The thing is, people from all over the world are doing this. We can’t look at one group and find them. They are everywhere.
It all starts with you protecting yourself and your data.
You may work out and take self-defense classes to defend yourself from a physical attack.
You may add alarms and cameras to protect your home.
For data, even the latest virus scan software can’t protect you from everything.
It’s up to you to defend yourself.
What can your company do?
Get HR to start screening employees and potential employees. They have to have the first line of defense. They have to screen people before they are hired or at least look at their workers and know-how to train them.
Like I said earlier, there is a way for an app to help you identify the people that work for you and how they may be vulnerable. It is being released by CyberConIQ, cyberconIQ.com – Save Yourself From Yourself – Save Yourself From Yourself. Official website for cyberconIQ Ltd. and should be available to the public today. It is currently in development and the lead is John Dolmetsch, email@example.com, so reach out to john and ask him about how his app is changing companies from the inside out.
- Once again, if you’re curious how it works, go to cyberconTheBook Official Site – Protecting ourselves from big tech & bigger lies and try it.
Just for fun:

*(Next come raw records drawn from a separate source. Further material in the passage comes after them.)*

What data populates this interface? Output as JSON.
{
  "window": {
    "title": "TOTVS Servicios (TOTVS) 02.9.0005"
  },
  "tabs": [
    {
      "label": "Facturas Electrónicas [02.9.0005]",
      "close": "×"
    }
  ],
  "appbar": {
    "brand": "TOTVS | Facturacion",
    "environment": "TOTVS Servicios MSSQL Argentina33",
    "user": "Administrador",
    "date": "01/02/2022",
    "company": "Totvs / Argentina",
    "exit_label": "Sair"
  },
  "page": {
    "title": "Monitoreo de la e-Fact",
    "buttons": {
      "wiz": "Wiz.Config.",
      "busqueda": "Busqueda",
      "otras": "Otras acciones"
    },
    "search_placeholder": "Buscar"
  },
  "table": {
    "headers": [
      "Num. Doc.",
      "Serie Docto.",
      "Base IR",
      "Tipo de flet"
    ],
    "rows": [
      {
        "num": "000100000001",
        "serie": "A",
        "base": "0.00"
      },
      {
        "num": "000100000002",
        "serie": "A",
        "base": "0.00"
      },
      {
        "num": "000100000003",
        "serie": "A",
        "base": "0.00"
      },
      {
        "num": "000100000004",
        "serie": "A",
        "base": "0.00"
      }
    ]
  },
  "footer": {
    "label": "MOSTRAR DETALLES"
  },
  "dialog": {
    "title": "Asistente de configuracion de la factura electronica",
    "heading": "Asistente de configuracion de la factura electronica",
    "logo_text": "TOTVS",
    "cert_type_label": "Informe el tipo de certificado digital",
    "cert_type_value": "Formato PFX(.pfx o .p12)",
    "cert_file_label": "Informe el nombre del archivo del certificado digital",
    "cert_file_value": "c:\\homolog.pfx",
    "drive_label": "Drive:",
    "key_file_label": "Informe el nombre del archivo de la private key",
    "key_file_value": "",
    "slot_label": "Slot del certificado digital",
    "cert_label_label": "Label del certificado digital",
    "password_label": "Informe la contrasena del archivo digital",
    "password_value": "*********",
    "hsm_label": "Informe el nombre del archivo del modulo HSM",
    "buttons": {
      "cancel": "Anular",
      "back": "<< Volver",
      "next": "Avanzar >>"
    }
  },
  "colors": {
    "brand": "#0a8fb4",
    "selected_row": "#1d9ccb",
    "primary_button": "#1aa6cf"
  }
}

If you want to see the scammers get scanned, watch the brilliant James Veatch at https://youtu.be/_QdPW8JrYzQ to see how he deals with it.